=== Instructions to follow ===
Track down each line below containing the string "Browse" and copy it.

=== Exercise materials ===
——

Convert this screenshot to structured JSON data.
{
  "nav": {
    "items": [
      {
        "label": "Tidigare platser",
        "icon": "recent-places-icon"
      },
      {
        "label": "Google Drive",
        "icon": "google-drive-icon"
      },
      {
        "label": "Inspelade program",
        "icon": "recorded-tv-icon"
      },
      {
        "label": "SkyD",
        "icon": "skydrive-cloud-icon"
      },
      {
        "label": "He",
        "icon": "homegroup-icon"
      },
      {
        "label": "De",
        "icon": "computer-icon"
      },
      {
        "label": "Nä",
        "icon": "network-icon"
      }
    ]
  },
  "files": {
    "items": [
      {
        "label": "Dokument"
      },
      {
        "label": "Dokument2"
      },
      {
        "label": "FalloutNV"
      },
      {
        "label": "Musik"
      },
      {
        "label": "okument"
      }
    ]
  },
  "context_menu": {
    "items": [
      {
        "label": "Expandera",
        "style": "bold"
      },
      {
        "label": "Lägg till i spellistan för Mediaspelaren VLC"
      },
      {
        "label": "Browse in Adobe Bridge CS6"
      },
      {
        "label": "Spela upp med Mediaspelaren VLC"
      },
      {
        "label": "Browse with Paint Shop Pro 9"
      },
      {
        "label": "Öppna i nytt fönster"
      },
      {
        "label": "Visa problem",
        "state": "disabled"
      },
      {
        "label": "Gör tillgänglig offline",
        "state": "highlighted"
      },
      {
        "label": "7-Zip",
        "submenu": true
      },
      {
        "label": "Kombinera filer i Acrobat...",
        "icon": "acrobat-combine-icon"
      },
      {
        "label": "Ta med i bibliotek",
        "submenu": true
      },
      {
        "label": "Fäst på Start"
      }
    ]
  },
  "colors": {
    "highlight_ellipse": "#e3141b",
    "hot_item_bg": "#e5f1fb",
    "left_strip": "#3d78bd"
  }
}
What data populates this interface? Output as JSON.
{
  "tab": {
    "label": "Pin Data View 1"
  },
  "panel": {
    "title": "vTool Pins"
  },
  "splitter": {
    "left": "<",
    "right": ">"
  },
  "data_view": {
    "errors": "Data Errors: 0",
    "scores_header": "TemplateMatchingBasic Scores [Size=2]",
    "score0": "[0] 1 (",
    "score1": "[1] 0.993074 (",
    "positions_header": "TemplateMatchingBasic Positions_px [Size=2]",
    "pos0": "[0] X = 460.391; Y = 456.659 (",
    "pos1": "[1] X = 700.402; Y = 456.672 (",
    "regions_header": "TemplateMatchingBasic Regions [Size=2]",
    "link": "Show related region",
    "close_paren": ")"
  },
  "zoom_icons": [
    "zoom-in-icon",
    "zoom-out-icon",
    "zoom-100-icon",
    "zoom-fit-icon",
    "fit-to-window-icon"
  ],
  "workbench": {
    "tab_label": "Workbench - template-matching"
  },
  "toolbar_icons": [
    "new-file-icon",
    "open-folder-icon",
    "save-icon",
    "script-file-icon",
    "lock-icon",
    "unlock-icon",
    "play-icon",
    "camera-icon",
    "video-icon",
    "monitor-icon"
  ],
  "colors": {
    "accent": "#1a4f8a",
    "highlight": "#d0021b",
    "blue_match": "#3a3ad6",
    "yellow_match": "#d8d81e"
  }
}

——

=== Your response ===
        "label": "Browse in Adobe Bridge CS6"
        "label": "Browse with Paint Shop Pro 9"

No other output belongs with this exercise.